1,000 people gathered together and in the mood for something great create a sort of aura, a beat of pure energy. It’s almost impossible not to aim higher just because we are together.
Adventures and Workshops
Before the Summit, we had to choose among a list of dozens of activities and workshops. I guess I chose wrong and because some of the top activities I picked were overbooked and I was stuck with those lower on my list of preferences, which I didn’t like that much in the end. And, in the same way, I didn’t like the workshops too much either, so I’m a little disappointed because I see pictures of other activities and I see everybody having fun… The one on creative photography was alright, though. Nice tips.
As a teaching experience, when organizing a bigger event, you need to take special care with workshops because they can ruin an experience. Not that it’s that’s my case, but yes, I’m definitely disappointed.
The ‘Latin Magia’
“So, do you speak Spanish? You’re in.”
With that, we got a sticker on our accreditation badge — and that made others quite jealous.
We had a time for an unofficial gathering where TEDxers from Latin America, Spain and Portugal could know about the TED en Español project, thanks to the talented Gerry Garbulsky, its leader.
We really felt we were belonged to something special, and we really feel we can build something together.
Walking into the Summit, to me, reminded me of that 80s sitcom “Cheers”, the place “where everybody knows your name.” I was recognized and welcomed warmly, my name was known, because of what I had accomplished as a TEDxer. This is one of the most impressive features of TED — they know what you’ve done, they appreciate it, and they make sure you know that they know. I participate in the hangouts and forums, I have successfully organized three events so far, and I live the TED life. A cog in the machine, yes, but a cog with a heart that beats loud and clear and likes to be echoed.
We had the chance to meet a lot (A LOT) of people. Everything was designed to meet people and facilitate exchange, but sessions (adventures and workshops) were just too short to deepen anything. The good times for diving deeper were the soirées.
Not just for eating or drinking (the freebie drinks were a nice bonus), but also for meeting new people or talking to old friends. It was almost impossible to talk a bit deeper under any other circumstance. This is something to consider also, because we were willing to talk to each other!
We need more spare time to talk, or to organize meetups.

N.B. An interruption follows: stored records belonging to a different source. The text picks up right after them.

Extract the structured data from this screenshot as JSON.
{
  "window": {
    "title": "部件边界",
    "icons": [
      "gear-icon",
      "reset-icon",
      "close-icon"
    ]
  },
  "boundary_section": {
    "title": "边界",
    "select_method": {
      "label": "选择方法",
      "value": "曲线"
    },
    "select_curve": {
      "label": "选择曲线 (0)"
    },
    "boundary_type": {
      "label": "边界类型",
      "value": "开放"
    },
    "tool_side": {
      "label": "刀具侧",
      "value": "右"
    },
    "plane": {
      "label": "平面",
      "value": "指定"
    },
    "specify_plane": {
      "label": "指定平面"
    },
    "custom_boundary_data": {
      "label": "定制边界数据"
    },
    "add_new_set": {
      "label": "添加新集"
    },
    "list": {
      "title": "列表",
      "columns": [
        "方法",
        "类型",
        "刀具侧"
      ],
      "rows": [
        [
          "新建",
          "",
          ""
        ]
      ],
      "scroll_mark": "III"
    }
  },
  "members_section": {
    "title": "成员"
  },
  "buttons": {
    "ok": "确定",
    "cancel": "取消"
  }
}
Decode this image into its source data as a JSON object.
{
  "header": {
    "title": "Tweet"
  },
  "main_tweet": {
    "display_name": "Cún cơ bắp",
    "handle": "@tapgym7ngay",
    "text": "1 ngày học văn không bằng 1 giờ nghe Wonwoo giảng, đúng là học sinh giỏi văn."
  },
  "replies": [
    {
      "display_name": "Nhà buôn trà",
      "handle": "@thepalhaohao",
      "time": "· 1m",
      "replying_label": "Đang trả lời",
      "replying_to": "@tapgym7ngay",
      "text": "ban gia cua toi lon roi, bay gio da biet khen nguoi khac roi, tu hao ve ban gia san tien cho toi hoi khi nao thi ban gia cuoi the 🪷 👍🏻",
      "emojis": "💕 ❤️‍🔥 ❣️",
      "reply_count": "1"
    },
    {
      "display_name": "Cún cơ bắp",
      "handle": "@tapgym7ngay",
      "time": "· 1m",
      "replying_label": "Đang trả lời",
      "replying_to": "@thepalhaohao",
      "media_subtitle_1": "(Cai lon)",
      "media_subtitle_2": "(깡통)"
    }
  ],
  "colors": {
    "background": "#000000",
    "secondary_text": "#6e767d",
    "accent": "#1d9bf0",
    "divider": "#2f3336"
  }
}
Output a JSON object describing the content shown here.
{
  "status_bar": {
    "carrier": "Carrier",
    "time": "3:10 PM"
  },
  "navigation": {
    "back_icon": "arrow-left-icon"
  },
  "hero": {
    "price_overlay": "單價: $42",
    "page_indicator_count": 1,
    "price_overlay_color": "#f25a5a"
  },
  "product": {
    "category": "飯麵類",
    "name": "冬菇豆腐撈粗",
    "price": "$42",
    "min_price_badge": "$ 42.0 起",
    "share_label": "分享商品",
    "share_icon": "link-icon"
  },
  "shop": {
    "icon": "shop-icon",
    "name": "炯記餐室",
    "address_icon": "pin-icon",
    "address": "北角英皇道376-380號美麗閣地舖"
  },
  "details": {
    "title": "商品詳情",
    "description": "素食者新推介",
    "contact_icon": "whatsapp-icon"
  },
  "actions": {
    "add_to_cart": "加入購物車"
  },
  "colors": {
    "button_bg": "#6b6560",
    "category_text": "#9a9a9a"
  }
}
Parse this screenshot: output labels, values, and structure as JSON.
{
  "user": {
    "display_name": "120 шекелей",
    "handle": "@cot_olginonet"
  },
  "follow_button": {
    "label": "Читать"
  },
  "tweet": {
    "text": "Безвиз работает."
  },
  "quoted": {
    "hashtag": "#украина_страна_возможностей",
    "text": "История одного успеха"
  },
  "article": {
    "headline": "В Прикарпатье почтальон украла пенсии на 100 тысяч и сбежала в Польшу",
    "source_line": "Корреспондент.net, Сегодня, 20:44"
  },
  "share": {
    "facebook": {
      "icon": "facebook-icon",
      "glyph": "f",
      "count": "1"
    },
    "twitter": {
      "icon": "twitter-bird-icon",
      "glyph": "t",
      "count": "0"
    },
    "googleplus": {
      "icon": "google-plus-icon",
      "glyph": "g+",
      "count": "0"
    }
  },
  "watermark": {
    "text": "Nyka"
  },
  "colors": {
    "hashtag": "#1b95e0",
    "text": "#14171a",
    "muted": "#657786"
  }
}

I’m quite impressed because some of the big names were more accessible and open to hang out with us than some smaller ones. I know this happens, but it was especially irritating to discover that some of those who belong to the second group are not quite aware of their place, that place being a level playing field where we are all family..
However, people, as always, are the best part of any event. There’s no TED without people, where ideas are spread from one person to another one. The community considers itself as a global citizenship whose nationality is a the Republic of Ideas. In the world we now live in, this is revolutionary. There is one something, nevertheless, that stands out in TED gatherings, is the lack of black representation. Ok, maybe Canada’s authorities had problems with visas from certain nations, but… only from this these? And how about black people from western countries? This is just an open question, no further intention than my own thoughts.
But beyond all that, what I took home is that establishing an understanding amongst what is different people is possible. We are a big community (or tribe, call it as you wish), very plural, and we are committed to a cause that’s common to all of us, like a marriage.
There’s a lot of love 💚; let’s hope it lasts forever.
* Words matter. I like to say and think of a tribe to describe the TED community (no pejorative connotations to the word tribe). However, other TEDsters prefer community or family because they think community is wider than tribe. We are people. Period.